By Kerry Grant
Beginning January 1, 2013, the itemized medical deduction threshold became tougher. Before 2013, you could claim an itemized deduction for medical expenses paid above 7.5% of adjusted gross income (AGI). This deduction is permitted under Section 213 of the Internal Revenue Code, which allows for deduction of medical expenses for you, your spouse, and your dependents. AGI is the number at the bottom of page 1 of your 1040. It includes all taxable income items such as wages, interest income, Schedule C Income, and Rental Income and subtractions for adjustments to income such as contributions to your IRA, self-employed health insurance, and student loan interest.
In 2013, the threshold for medical deductions increased to 10% because of the 2010 health-care legislation; however, this does not apply until 2017 if you are 65 or older. For example, if you had $100,000 in adjusted gross income, you will only be able to deduct medical expenses exceeding $10,000, up from $7,500 in 2012. That is a loss of $2,500 in deductions, for an effective tax increase of nearly $625, assuming marginal tax rates of 25%.

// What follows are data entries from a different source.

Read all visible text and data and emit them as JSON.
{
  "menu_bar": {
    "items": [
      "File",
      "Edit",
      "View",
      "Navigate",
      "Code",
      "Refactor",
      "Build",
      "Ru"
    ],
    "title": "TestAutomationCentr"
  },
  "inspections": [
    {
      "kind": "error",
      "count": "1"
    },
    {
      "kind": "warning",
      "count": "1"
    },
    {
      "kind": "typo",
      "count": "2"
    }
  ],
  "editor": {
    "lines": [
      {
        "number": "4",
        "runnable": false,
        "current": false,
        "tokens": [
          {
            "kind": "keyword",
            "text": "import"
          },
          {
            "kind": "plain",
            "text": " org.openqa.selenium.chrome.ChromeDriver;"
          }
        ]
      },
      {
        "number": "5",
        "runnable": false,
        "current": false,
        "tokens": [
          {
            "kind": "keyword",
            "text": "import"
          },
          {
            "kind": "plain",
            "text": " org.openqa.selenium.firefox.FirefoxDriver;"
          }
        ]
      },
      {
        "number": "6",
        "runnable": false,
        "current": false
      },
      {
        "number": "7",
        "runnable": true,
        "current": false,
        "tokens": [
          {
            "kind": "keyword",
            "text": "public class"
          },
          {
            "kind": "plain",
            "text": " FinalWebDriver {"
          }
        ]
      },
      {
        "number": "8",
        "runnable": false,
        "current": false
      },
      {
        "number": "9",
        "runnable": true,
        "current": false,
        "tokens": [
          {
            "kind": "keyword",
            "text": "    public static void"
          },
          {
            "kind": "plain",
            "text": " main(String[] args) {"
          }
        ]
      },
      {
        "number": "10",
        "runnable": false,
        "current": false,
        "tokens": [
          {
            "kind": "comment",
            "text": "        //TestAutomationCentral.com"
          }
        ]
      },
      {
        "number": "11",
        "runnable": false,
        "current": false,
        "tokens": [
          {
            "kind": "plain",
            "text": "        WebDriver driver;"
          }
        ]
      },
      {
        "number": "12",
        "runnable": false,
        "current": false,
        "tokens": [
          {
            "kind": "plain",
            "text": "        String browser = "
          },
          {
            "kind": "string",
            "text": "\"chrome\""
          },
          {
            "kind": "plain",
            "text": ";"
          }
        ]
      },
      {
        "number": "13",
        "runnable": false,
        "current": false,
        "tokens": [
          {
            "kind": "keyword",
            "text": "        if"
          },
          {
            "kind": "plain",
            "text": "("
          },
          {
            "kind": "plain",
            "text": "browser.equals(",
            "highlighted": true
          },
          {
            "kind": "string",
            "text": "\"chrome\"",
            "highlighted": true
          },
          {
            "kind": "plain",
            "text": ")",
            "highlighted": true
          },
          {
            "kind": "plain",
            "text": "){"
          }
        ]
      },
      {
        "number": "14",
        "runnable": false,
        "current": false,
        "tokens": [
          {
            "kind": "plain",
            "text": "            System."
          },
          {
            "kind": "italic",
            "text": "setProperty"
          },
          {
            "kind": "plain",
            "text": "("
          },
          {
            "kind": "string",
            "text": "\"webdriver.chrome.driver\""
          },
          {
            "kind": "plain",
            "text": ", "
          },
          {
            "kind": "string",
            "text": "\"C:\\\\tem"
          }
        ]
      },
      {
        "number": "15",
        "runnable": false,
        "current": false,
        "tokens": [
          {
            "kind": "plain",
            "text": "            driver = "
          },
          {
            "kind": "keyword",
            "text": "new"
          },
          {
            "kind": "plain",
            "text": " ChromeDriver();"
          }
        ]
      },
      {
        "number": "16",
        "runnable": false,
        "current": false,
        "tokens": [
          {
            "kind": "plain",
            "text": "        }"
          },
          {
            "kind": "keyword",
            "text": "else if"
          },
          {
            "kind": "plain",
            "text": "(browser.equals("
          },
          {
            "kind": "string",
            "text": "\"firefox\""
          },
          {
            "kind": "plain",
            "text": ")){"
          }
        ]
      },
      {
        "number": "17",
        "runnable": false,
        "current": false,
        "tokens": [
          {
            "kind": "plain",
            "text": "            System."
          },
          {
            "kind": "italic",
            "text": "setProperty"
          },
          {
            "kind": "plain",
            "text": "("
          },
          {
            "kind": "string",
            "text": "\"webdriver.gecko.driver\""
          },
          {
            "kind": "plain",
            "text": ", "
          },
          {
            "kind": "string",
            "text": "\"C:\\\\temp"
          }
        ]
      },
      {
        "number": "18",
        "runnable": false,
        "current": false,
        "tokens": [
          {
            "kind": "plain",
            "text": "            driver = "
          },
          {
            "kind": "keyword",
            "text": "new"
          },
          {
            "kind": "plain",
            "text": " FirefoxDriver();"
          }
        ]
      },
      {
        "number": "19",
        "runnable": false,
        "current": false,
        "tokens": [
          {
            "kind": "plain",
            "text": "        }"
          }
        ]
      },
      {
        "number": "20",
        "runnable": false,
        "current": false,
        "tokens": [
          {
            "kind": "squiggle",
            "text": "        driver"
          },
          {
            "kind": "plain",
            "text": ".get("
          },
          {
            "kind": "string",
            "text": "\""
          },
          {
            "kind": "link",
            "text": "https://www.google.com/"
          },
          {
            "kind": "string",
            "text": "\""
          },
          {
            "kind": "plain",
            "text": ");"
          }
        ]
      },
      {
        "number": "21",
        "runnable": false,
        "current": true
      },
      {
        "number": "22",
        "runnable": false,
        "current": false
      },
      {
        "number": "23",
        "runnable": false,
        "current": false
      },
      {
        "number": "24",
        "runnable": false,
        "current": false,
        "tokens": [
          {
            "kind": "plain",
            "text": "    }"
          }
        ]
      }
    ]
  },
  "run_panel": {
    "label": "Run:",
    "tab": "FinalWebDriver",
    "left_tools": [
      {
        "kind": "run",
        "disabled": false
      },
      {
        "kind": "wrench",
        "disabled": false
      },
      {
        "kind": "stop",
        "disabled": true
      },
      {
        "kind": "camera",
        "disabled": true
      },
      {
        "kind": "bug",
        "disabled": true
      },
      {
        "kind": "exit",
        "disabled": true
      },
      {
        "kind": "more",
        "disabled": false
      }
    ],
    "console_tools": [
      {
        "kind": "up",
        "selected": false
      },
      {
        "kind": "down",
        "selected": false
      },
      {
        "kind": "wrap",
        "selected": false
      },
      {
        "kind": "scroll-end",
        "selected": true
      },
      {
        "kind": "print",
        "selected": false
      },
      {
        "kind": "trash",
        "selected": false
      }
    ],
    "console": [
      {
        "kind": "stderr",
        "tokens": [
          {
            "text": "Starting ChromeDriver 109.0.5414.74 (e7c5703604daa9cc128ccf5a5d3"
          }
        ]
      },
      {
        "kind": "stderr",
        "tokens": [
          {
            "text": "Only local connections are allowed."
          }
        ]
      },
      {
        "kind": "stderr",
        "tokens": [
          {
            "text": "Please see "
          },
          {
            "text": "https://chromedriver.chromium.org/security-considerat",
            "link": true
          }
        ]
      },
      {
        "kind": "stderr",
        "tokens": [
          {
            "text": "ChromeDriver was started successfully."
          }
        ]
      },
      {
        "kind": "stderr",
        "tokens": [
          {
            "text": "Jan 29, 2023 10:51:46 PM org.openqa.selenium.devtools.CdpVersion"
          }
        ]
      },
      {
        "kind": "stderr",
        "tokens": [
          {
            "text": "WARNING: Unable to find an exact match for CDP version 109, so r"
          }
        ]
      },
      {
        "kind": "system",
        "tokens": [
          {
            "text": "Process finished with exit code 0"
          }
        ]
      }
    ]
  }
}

Because it will be tougher to take the medical expense deduction, you may need to look at other solutions in order to minimize the taxes you pay. For instance, if your employer offers an FSA (Flexible Spending Arrangement) or an HSA (Health Savings Account), maximize the amount you can contribute as this is deducted from your taxable salary. Then, you can reimburse yourself, tax-free, for qualified medical expenses that your insurance does not reimburse.
With FSA plans, individuals should be aware of the annual limits and restrictions. In general, you forfeit FSA funds not used by the end of the calendar year. Beginning with the year 2013, the annual limit for FSA contributions is $2,500. Because the funds may be lost at the end of the year, the recommendation is to set aside just enough funds to cover your expected out of pocket medical expenses such as office co-pays, prescriptions, and eyeglasses. FSA plans provide savings that are pre-tax for federal income, Social Security, and Medicare taxes.
In order to contribute to an HSA, you must have a high-deductible health insurance plan. Unlike an FSA plan, you do not have to spend the money by the end of the year and it can grow for later use. Like an FSA, the contributions are tax-free as are the withdrawals for qualified medical expenses.
In summary, plan ahead and make sure you are using the tools available to you. This will decrease the amount of taxes you pay and keep more money in your pocket.